In April, a broadcast television network was being watched less than 25% of the time that an American household had a TV on, Nielsen said. The rest of the time was spent on cable networks, streaming, gaming, DVR use or videos.
With premium cable in its salad days and streaming still a dream, the network programmers in 2002 spent freely and took chances. ABC, CBS and NBC introduced 19 new scripted programs, eight of them comedies, on their fall schedules that year.
This year, they plan just seven new scripted shows for the fall. NBC's star vehicle for George Lopez and his daughter, “Lopez vs. Lopez,” is the only comedy.

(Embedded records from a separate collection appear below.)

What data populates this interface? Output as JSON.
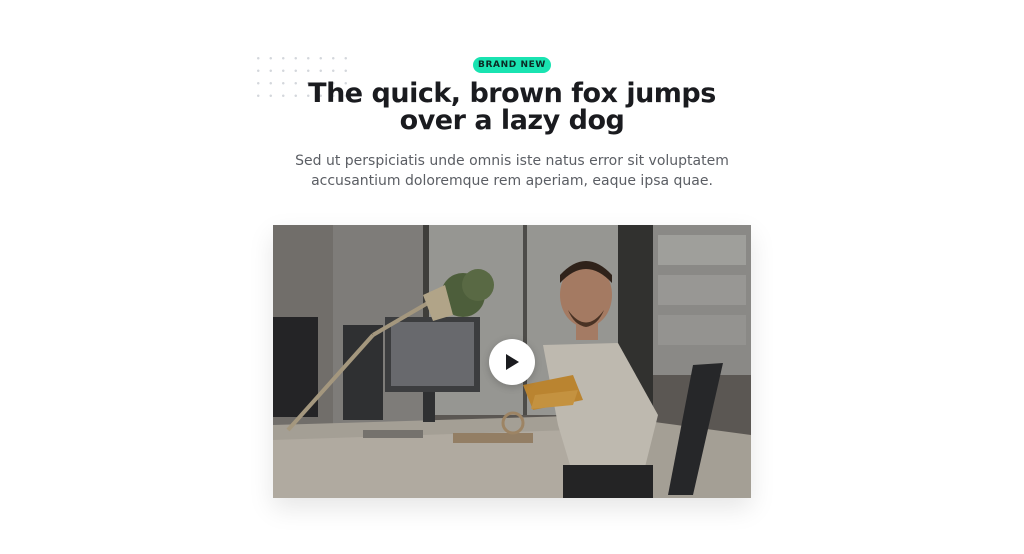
{
  "hero": {
    "badge": "BRAND NEW",
    "title_line1": "The quick, brown fox jumps",
    "title_line2": "over a lazy dog",
    "subtitle_line1": "Sed ut perspiciatis unde omnis iste natus error sit voluptatem",
    "subtitle_line2": "accusantium doloremque rem aperiam, eaque ipsa quae."
  },
  "video": {
    "play_icon": "play-icon"
  },
  "colors": {
    "badge_bg": "#19e3b1",
    "title": "#1a1b1f",
    "body_text": "#5b5e64"
  }
}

“We have officially turned the page now. Everyone sees that we are not going back to the network era,” said Aaron Barnhart, a veteran critic and author of the book “Primetimer Guide to Streaming TV.” “In some ways, it's just the culmination of a culture shift that happened when everybody first start hooking up to cable TV.”
Even Ancier, a creature of network TV who also worked for the Walt Disney Studios and the WB, is now advising developers of an app to help people keep track of their favorite shows on streaming services.
Network TV is primarily becoming the home of franchises and reboots, unscripted and live events and sports.
NBC has its three Dick Wolf-produced “Chicago” dramas filling its Wednesday nights and CBS does the same for its “FBI” shows on Tuesday, also produced by Wolf. NBC's trio of “Law & Order” shows (yes, Wolf again) will fill Thursday nights, CBS has its “NCIS” franchise, Fox has two “911” shows and ABC is trying to create its own franchise with a spinoff of “The Rookie” in the fall.
“They have built-in audience bases, and require much less time and money to promote, and tend to get strong viewer sampling,” said veteran TV analyst Steve Sternberg.
Even CBS' funnyman Stephen Colbert couldn't resist poking fun at his network's formula at the Paramount program, saying it specializes in “sexy people solving the murders of sexy corpses.”
NBC succumbed to the tried-and-true idea of resurrecting old shows with the drama “Quantum Leap” and, in midseason, the comedy “Night Court.”
“That isn't a fall schedule,” said ABC's Jimmy Kimmel, whose mocking monologues are a ritual at the yearly schedule presentations. "Those are the tapes you find in your dead uncle’s VCR.”
At ABC, “we've really leaned into live events" like “American Idol,” Erwich said in an interview. The network is also introducing a celebrity version of “Jeopardy!,” recognizing the syndicated game show routinely draws more viewers than any prime-time show. For the first time this fall, CBS is scheduling an all-unscripted evening of programs.
Both ABC and NBC will have more unscripted than scripted hours on its prime-time schedule this fall. In total, 34 of 66 prime-time hours on the three top networks will be scripted. That compares to 42 and a half 20 years ago, not including nine hours of scheduled movies.
The broadcasters are looking to save money; CBS' cancellation of two comedies from go-to producer Chuck Lorre this spring is another illustration of belt-tightening, Barnhart said.
CBS' Kahl noted that 17 of the top 30 shows on its corporate sibling, the Paramount+ streaming service, are CBS shows.
“When it works right, it's kind of a virtuous circle,” he said. “We can get younger people exposed to our shows who might not watch it on the network, who might see it on Paramount+ and then come back to us.”
The viewership numbers, the lack of attention and sapping of creativity may not bode well for the broadcast networks. But they're in better shape, and have a clearer pathway to the future, than many cable networks, Barnhart said.
“Before, they served the mass audience,” he said. “The 25% who still watch broadcast TV, it's hard for us to think of the network audience as a niche, but it sort of is.”
Media Writer David Bauder reported from New York, AP Television Writer Lynn Elber reported from Los Angeles.